The plaintiff bases her action on the contention that this payment of $25 was a part payment on the entire debt represented by the five notes which together with his promises to pay under the circumstances took the debt out of the statute of limitations and gave it new life because of this new contract. Her theory seems to be that this payment was not to be credited to any one note but that the new promise was made with reference to the entire indebtedness and the payment made on account of it.
To constitute a promise to pay sufficient to remove the bar of the statute of limitations the promise must be unconditional and unqualified.
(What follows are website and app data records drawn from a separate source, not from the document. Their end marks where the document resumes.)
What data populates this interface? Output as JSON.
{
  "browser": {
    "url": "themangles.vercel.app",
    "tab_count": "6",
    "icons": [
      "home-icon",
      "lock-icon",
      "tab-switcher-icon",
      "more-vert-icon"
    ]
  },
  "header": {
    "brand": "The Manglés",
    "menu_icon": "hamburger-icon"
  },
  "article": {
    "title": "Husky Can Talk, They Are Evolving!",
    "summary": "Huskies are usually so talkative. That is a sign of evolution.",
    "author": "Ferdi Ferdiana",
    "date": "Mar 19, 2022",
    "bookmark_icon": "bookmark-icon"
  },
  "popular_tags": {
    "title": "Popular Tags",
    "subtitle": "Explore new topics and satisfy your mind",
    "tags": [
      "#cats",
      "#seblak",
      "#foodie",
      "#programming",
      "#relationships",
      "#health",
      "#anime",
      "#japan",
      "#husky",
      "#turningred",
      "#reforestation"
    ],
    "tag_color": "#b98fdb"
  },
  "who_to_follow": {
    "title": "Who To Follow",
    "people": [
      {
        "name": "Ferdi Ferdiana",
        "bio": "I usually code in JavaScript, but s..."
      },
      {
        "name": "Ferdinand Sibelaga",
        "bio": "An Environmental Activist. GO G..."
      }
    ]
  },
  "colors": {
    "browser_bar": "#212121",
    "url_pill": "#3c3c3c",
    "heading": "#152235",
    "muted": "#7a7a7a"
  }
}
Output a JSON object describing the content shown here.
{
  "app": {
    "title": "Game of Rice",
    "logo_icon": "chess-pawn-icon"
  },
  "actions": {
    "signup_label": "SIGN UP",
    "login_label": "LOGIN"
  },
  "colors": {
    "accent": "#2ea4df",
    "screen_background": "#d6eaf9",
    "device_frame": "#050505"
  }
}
Parker v. Butterworth, 46 N.J.L. 244; Bassett v. Christensen, 127 Id. 259. Tested by this well settled rule we find no proofs of any unqualified promise to pay. The only definite proof is found in the defendant's letter of March 7th, 1940, in which he promised "to send you more as and when I can." This clearly is not an unconditional promise to pay.
It follows that the ruling of the trial court in granting a nonsuit was right. The judgment is affirmed, with costs.
For affirmance -- THE CHANCELLOR, CASE, BODINE, PERSKIE, PORTER, COLIE, WELLS, RAFFERTY, THOMPSON, JJ. 9.
For reversal -- THE CHIEF JUSTICE, PARKER, DONGES, HEHER, DEAR, HAGUE, JJ. 6.